Data about app and page elements
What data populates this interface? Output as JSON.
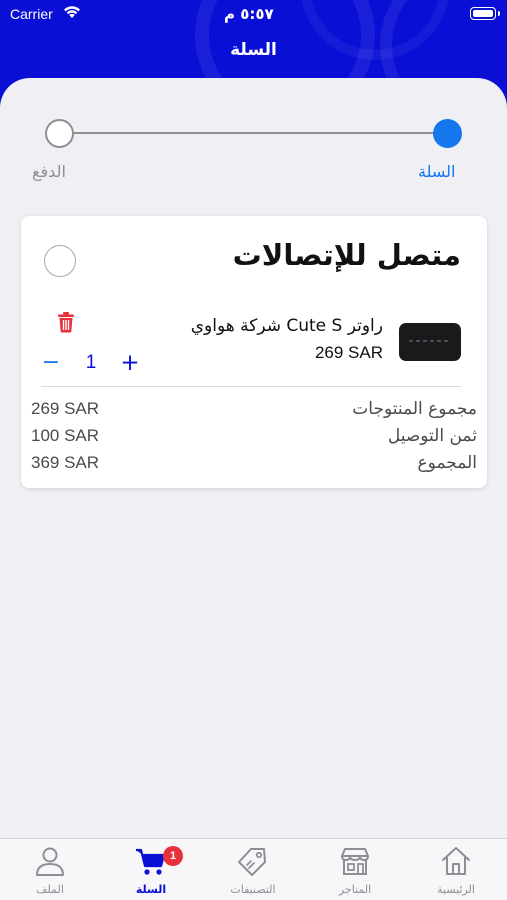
{
  "status_bar": {
    "carrier": "Carrier",
    "time": "٥:٥٧ م"
  },
  "header": {
    "title": "السلة"
  },
  "stepper": {
    "steps": [
      {
        "label": "السلة",
        "active": true
      },
      {
        "label": "الدفع",
        "active": false
      }
    ]
  },
  "store": {
    "name": "متصل للإتصالات",
    "selected": false
  },
  "product": {
    "name": "راوتر Cute S شركة هواوي",
    "price": "269 SAR",
    "quantity": "1",
    "minus_symbol": "−",
    "plus_symbol": "+"
  },
  "summary": {
    "items": [
      {
        "label": "مجموع المنتوجات",
        "value": "269 SAR"
      },
      {
        "label": "ثمن التوصيل",
        "value": "100 SAR"
      },
      {
        "label": "المجموع",
        "value": "369 SAR"
      }
    ]
  },
  "tabbar": {
    "items": [
      {
        "label": "الرئيسية",
        "icon": "home-icon",
        "active": false
      },
      {
        "label": "المتاجر",
        "icon": "store-icon",
        "active": false
      },
      {
        "label": "التصنيفات",
        "icon": "tag-icon",
        "active": false
      },
      {
        "label": "السلة",
        "icon": "cart-icon",
        "active": true,
        "badge": "1"
      },
      {
        "label": "الملف",
        "icon": "profile-icon",
        "active": false
      }
    ]
  },
  "colors": {
    "header_blue": "#0a0fd6",
    "accent_blue": "#1577ee",
    "badge_red": "#e8313b",
    "trash_red": "#e8313b"
  }
}
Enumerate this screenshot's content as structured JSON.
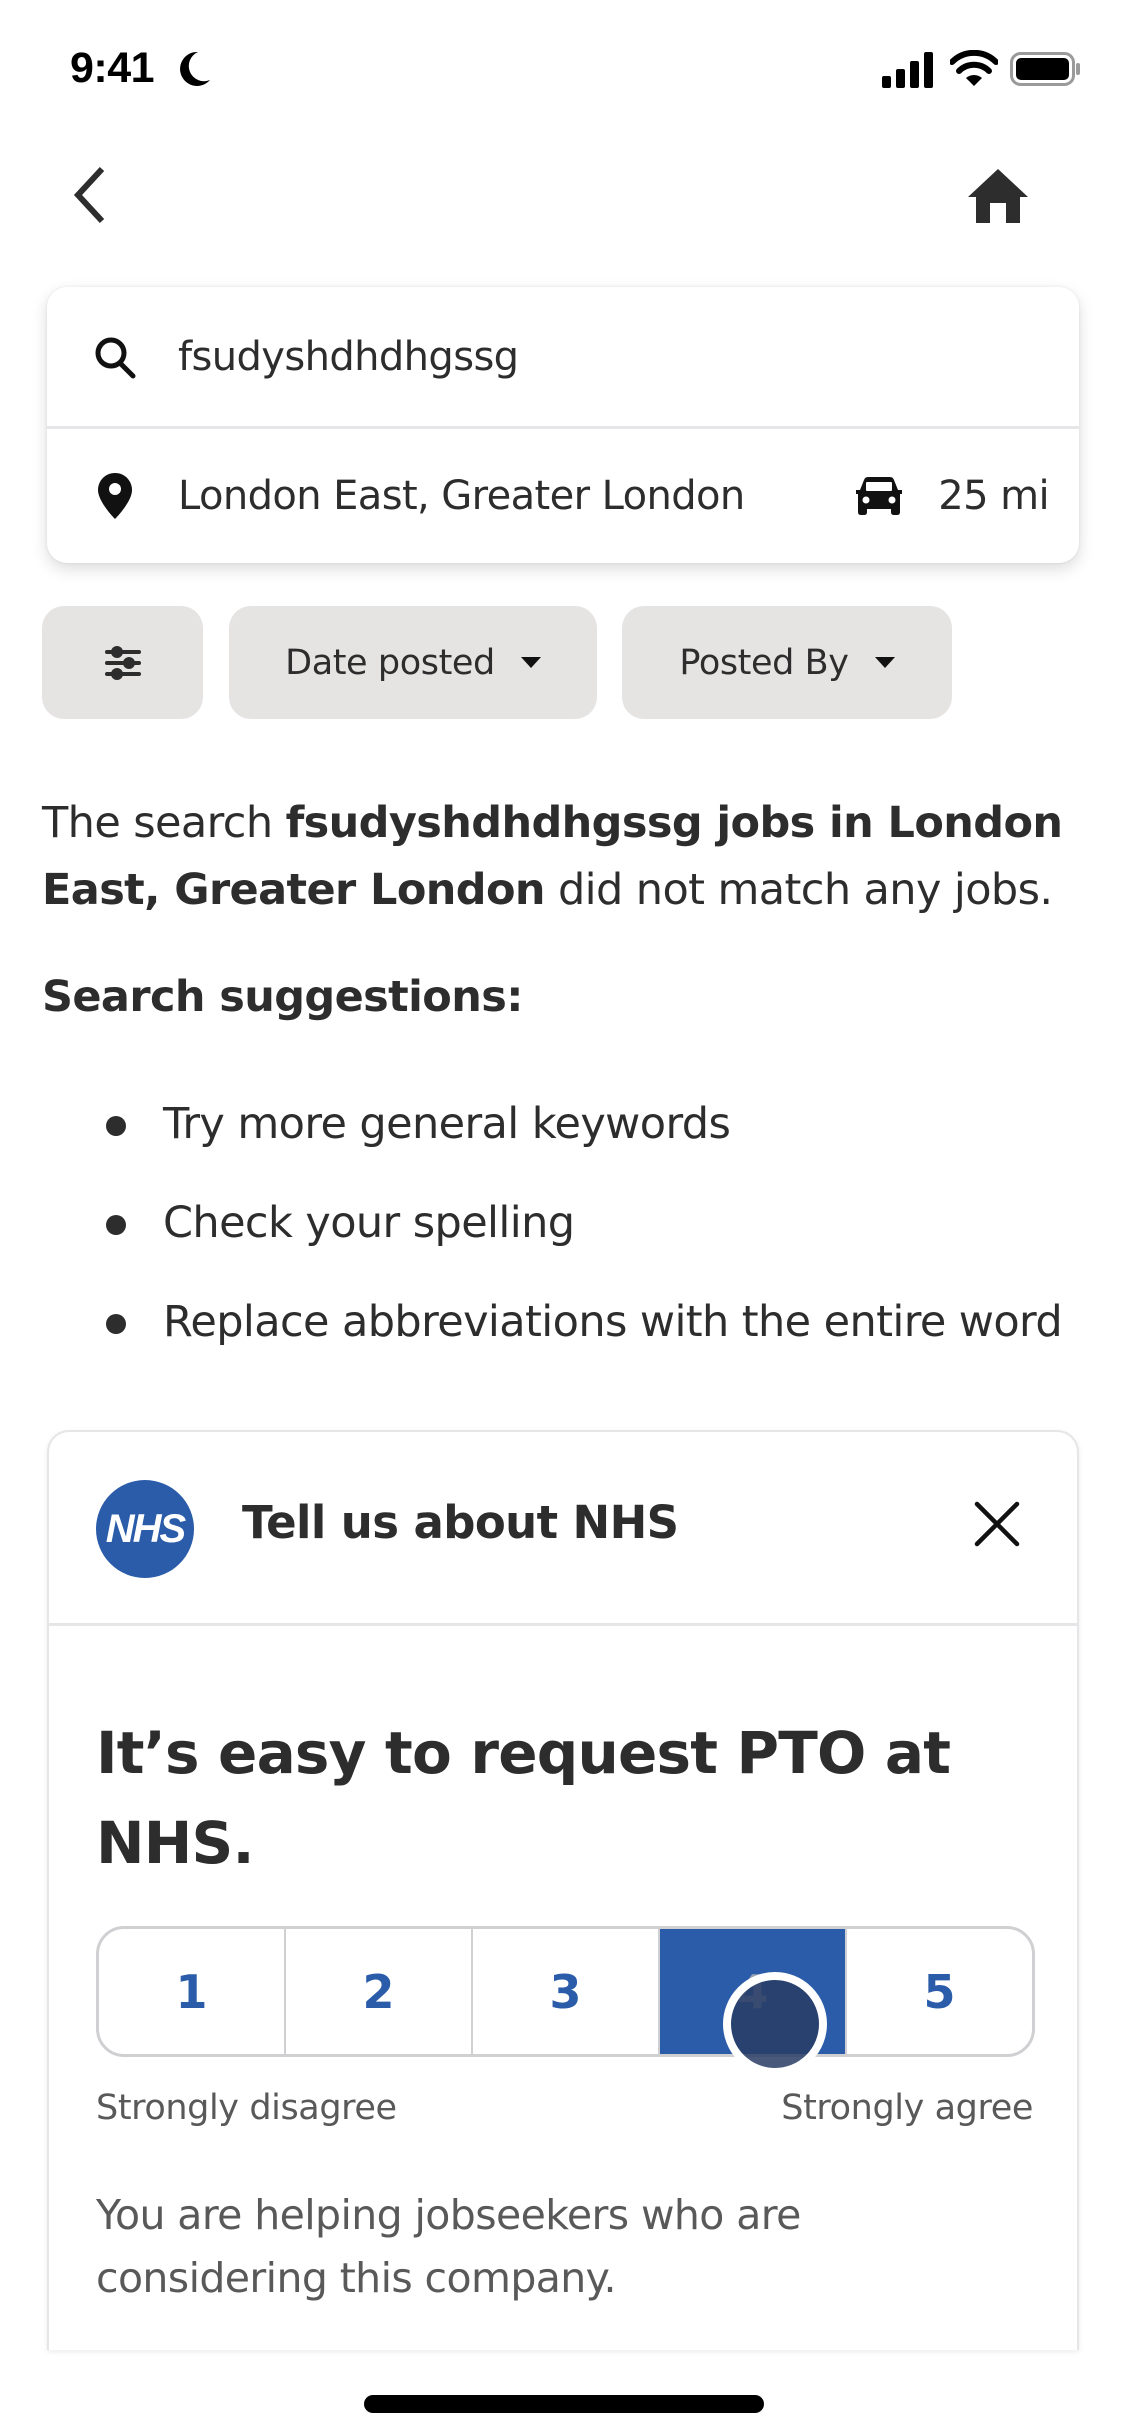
{
  "status_bar": {
    "time": "9:41",
    "icons": [
      "moon-icon",
      "signal-icon",
      "wifi-icon",
      "battery-icon"
    ]
  },
  "nav": {
    "back_icon": "chevron-left-icon",
    "home_icon": "home-icon"
  },
  "search": {
    "query": "fsudyshdhdhgssg",
    "location": "London East, Greater London",
    "radius": "25 mi",
    "icons": {
      "query": "search-icon",
      "location": "location-pin-icon",
      "radius": "car-icon"
    }
  },
  "filters": {
    "filter_icon": "sliders-icon",
    "chips": [
      {
        "label": "Date posted"
      },
      {
        "label": "Posted By"
      }
    ]
  },
  "results": {
    "message_prefix": "The search ",
    "message_bold": "fsudyshdhdhgssg jobs in London East, Greater London",
    "message_suffix": " did not match any jobs.",
    "suggestions_title": "Search suggestions:",
    "suggestions": [
      "Try more general keywords",
      "Check your spelling",
      "Replace abbreviations with the entire word"
    ]
  },
  "survey": {
    "logo_text": "NHS",
    "title": "Tell us about NHS",
    "question": "It’s easy to request PTO at NHS.",
    "options": [
      "1",
      "2",
      "3",
      "4",
      "5"
    ],
    "selected_value": 4,
    "scale_min_label": "Strongly disagree",
    "scale_max_label": "Strongly agree",
    "helper_text": "You are helping jobseekers who are considering this company.",
    "colors": {
      "accent": "#2a5caa"
    }
  }
}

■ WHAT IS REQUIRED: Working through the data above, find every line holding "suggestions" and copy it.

■ ANSWER TO THE EXERCISE:
    "suggestions_title": "Search suggestions:",
    "suggestions": [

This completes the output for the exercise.